Two tips for tech PR people:
Get to the point right away. Get to the point, get to the point, get to the point. I am literally scrolling through hundreds of PR pitches every day, looking for two or three a week that I might write about. ANYTHING that speeds up this process will bump a pitch incrementally higher to the top. Embed content in the email rather than sending it as an attachment — that’s particularly true for Microsoft Word documents. Eliminate ALL throat-clearing prior to getting started. Even salutations (“Hi, Mitch! How is your Monday going?”) are superfluous.
Don’t start your email telling me something I — and my readers — already know. Don’t tell me that the cloud is becoming more popular, or that networks are under attack by hackers, or that software-defined networking delivers cost benefits and added flexibility. If the first paragraph of your email starts with something as kindergarten-level as that, it makes it hard for me to read any further.
Predicting the future isn’t what science fiction is for, says Cory. Science fiction reflects the aspirations and anxieties that people have about technology at the moment it was written.
It’s not just technology. It’s also politics and social change. And it applies to fantasy. H.P. Lovecraft in real life was a full-throated bigot who feared invading hordes of filthy mongrel immigrants; he turned that into some of the most powerful horror and fantasy written (enjoyed by legions, including the descendants of those same filthy mongrel immigrants). Star Trek has always been a reflection of whatever was going on in the news at the time the shows and movies aired.
Cory covers a lot of ground in this lively interview with Utah Public Radio’s Access Utah:

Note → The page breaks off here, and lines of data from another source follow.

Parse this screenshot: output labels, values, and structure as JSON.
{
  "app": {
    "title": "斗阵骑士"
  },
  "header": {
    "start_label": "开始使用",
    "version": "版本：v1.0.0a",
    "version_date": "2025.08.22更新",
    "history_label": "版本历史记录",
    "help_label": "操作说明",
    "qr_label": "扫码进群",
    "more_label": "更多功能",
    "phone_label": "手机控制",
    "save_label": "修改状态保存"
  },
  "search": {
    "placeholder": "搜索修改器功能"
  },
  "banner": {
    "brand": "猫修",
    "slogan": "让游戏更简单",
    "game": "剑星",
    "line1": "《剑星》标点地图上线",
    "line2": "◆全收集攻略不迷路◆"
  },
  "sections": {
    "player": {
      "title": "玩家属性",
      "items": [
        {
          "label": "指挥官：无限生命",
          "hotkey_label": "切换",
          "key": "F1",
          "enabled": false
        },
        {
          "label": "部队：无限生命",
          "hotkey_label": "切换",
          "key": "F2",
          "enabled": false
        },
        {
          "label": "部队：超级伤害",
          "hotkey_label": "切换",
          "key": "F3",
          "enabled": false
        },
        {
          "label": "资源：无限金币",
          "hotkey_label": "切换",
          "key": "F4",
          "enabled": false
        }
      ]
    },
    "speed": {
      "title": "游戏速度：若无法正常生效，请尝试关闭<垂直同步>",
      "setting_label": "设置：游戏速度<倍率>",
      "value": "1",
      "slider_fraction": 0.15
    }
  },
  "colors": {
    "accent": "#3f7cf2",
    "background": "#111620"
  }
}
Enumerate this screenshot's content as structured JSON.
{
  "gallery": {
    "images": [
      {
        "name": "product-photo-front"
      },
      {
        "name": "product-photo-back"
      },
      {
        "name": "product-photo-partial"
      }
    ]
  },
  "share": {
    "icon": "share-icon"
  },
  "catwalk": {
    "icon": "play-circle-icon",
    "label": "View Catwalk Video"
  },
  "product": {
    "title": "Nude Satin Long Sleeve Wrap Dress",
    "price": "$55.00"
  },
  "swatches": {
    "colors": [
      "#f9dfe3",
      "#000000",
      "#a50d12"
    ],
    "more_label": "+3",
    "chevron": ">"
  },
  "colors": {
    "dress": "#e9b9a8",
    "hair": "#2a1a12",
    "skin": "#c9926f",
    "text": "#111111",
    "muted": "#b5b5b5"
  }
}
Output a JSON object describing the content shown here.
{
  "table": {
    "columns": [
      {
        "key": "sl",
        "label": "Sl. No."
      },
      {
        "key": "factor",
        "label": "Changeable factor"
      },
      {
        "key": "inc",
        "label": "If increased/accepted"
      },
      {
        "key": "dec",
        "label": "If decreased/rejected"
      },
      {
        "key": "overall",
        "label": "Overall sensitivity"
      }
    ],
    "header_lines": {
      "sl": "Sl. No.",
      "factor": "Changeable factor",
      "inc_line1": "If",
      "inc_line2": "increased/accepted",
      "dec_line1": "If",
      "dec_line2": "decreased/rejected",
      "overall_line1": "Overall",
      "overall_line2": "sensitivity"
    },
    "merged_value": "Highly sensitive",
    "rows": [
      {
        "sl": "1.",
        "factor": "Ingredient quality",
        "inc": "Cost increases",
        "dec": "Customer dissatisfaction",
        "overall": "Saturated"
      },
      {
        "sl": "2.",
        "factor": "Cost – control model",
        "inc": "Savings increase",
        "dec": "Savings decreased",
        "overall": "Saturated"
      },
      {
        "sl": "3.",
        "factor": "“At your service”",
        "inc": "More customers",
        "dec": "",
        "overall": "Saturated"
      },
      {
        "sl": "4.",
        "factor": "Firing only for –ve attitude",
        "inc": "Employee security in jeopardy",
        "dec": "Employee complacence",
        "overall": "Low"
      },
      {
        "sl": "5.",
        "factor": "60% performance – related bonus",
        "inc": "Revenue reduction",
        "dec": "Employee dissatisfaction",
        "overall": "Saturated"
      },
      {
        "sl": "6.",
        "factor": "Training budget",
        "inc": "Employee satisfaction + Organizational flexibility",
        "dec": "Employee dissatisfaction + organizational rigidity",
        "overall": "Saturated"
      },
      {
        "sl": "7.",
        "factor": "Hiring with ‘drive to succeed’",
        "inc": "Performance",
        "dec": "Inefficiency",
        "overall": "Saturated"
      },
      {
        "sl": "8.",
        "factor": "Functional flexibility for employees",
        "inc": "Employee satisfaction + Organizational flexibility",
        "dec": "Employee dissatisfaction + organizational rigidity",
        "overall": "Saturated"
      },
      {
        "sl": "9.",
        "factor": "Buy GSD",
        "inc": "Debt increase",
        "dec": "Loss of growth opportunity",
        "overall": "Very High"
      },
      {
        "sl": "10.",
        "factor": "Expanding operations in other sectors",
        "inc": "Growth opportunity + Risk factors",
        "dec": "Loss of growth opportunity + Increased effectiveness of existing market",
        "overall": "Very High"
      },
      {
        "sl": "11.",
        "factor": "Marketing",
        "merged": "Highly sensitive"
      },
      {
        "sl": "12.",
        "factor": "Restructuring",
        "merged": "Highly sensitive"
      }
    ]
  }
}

In a recent column, Doctorow says that “all the data collected in giant databases today will breach someday, and when it does, it will ruin peoples’ lives. They will have their houses stolen from under them by identity thieves who forge their deeds (this is already happening); they will end up with criminal records because identity thieves will use their personal information to commit crimes (this is already happening); … they will have their devices compromised using passwords and personal data that leaked from old accounts, and the hackers will spy on them through their baby monitors, cars, set-top boxes, and medical implants (this is already happening)…” We’ll talk with Cory Doctorow about technology, privacy, and intellectual property.
Cory Doctorow is the co-editor of popular weblog Boing Boing and a contributor to The Guardian, Publishers Weekly, Wired, and many other newspapers, magazines and websites. He is a special consultant to the Electronic Frontier Foundation, a non-profit civil liberties group that defends freedom in technology law, policy, standards and treaties. Doctorow is also an award-winning author of numerous novels, including “Little Brother,” “Homeland,” and “In Real Life.”
And open source what happens when advocates try to make free software business-friendly.
Benjamen Walker’s Theory of Everything podcast:
Anthropologist Gabriella Coleman tells us about her book Coding Freedom and the time she spent among the Hackers, “Chris” makes his TOE debut with a story about the alleged hacking of the New York Times by the Chinese, and your host wonders if it might be possible to hire a hacker to break into George RR Martin’s computer so that he can read the rest of the Game of Thrones story without having to wait 10 years like everyone else.